The encounter we called for between Marcel Janco’s painting The Red Sea and a group of artists working today, more than 60 years after the work was created, produced a variety of works across the entire spectrum of techniques of plastic art. Only a small number of the artists related to the entire painting. Most of the works were created by disassembling and “destroying” the original work and, in the spirit of Dada, expanding the original idea and transferring it to distant provinces of creativity.

The Human Figure in Marcel Janco’s Oeuvre

The exhibition examines the way in which Marcel Janco fashioned the human image. The exhibition investigates two types of lines used by Janco to form his figures: rigid and broken triangular lines and soft and rounded lines.

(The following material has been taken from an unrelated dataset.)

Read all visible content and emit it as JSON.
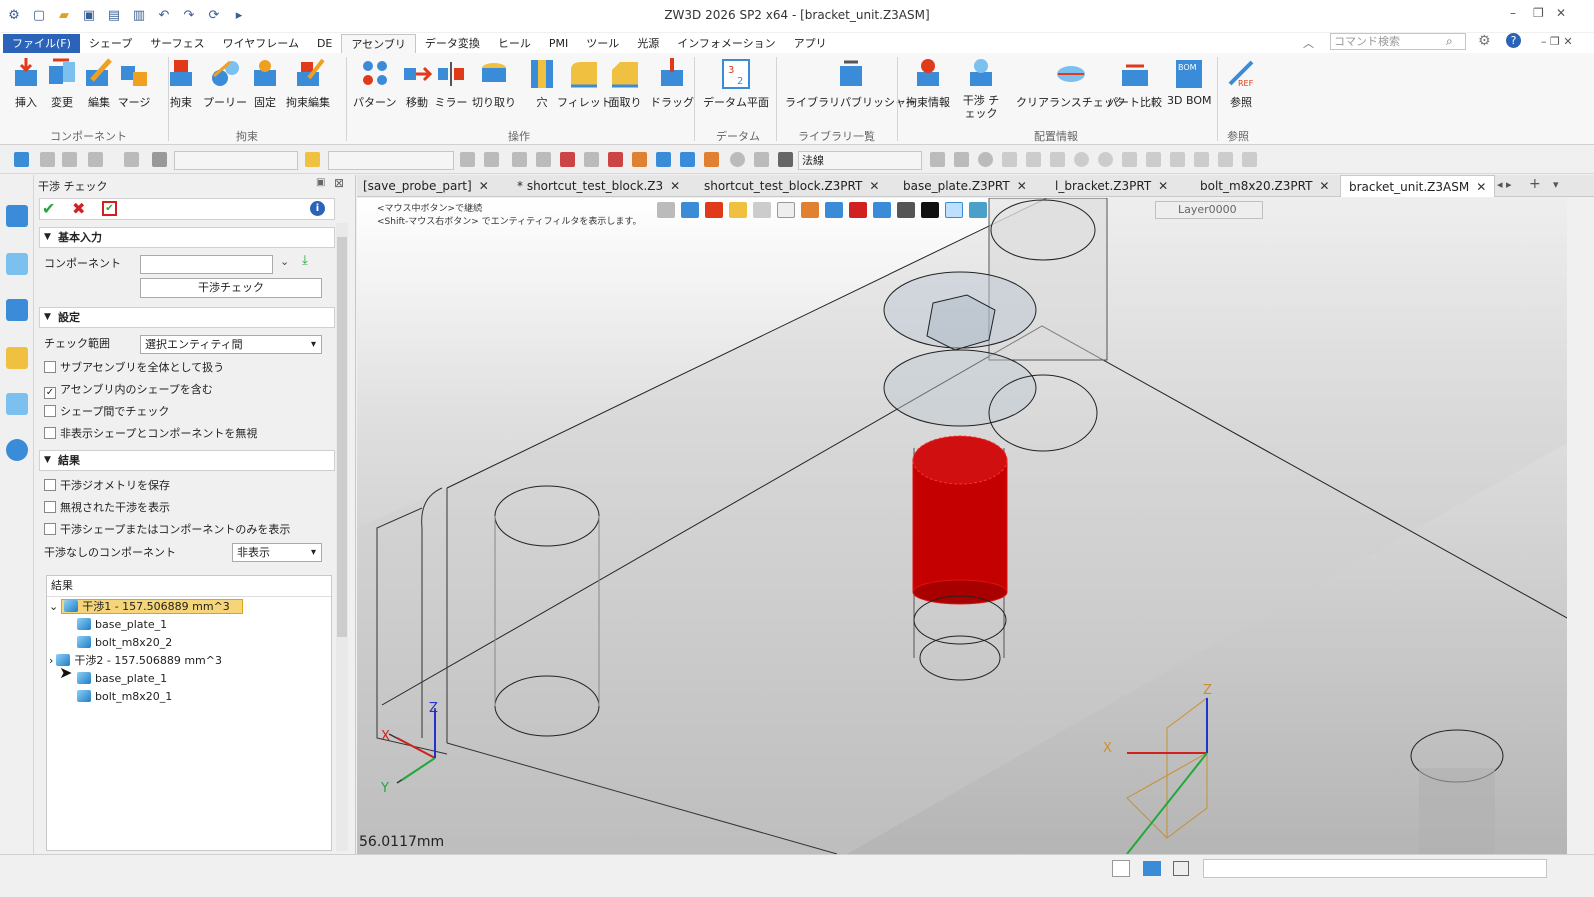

Janco’s early paintings dating from when he was in his mid-twenties were influenced by his teacher Iosif Iser. These works portray classic images that have been disassembled by disruption of the outline, internal hatching and shading, creating a dialogue with early cubism. This design is unique to this period of Janco’s work. From the early 1920s and throughout his life, Janco frequently shaped his images in a manner that became identified with him.

In his landscape paintings human beings are part of the landscape. The human figure is implicitly described as a silhouette or a splotch of color surrounded by a black outline, without identity or gender, comprising a structure of triangles and broken lines. Usually the triangle representing the head rests upon the triangle of the chest and interfaces with the triangle of the legs. In his transition to rounded lines the human figure is portrayed by a closed continuous line delineating the head-arms-legs, where the internal splotch of color usually does not match what exists in reality. Across from these implicit figures in the landscape, Janco inserted many details when painting a single figure using broken or continuous lines—articles of clothing, body and hand gestures, objects, accessories and animals.

Upon immigrating to the Land of Israel, Janco joined local artists’ circles and adopted a repertoire of topics from the work of building the land as well as Orientalist topics depicting Arab residents in fixed and typical formations, as in paintings of people in a coffee house. It is interesting to see that the artist chose a different type of line for men and for women. Like many in his generation, Janco chose to describe Arabs at a distance from a general perspective, without facial features or specific details except for typical identifying marks such as tarboosh hats and nargilehs. The landscapes and images of the East fascinated Janco, and he often painted coffee houses and “resting” scenes depicting figures in rows, again without facial features, arranged in a decorative order and rhythm that is assimilated into the décor of the surrounding landscape.

Following Israel’s War of Independence, Janco’s paintings began to feature the “wounded soldier motif,” usually solitary, introspective, in a closed and curved format, his head leaning sideways and only his rifle crossing the composition with a dark perpendicular line. The rounded line also serves as a means of expressing the pain of the wounded soldier – his collapsed posture enfolded in the mandala pattern, the angles are softened and the triangles of the face rounded.

Janco made extensive use of rounded lines primarily in figures of nude women: the rigid lines soften and begin to flow, describing the curves of the body, the hair and the sexual organs in harsh detail. Descriptions of groups of nude women are typical of French painting at the end of the nineteenth and beginning of the twentieth centuries, usually in the context of brothels, and Janco appears to have continued the tradition of these compositions, even with a humoristic wink.

Janco’s way of shaping the human figure can be compared to music playing in the background. Sometimes the tempo is fragmented and rhythmic, breaking up and reconnecting the work, while at other times the tune is undulating and melodic.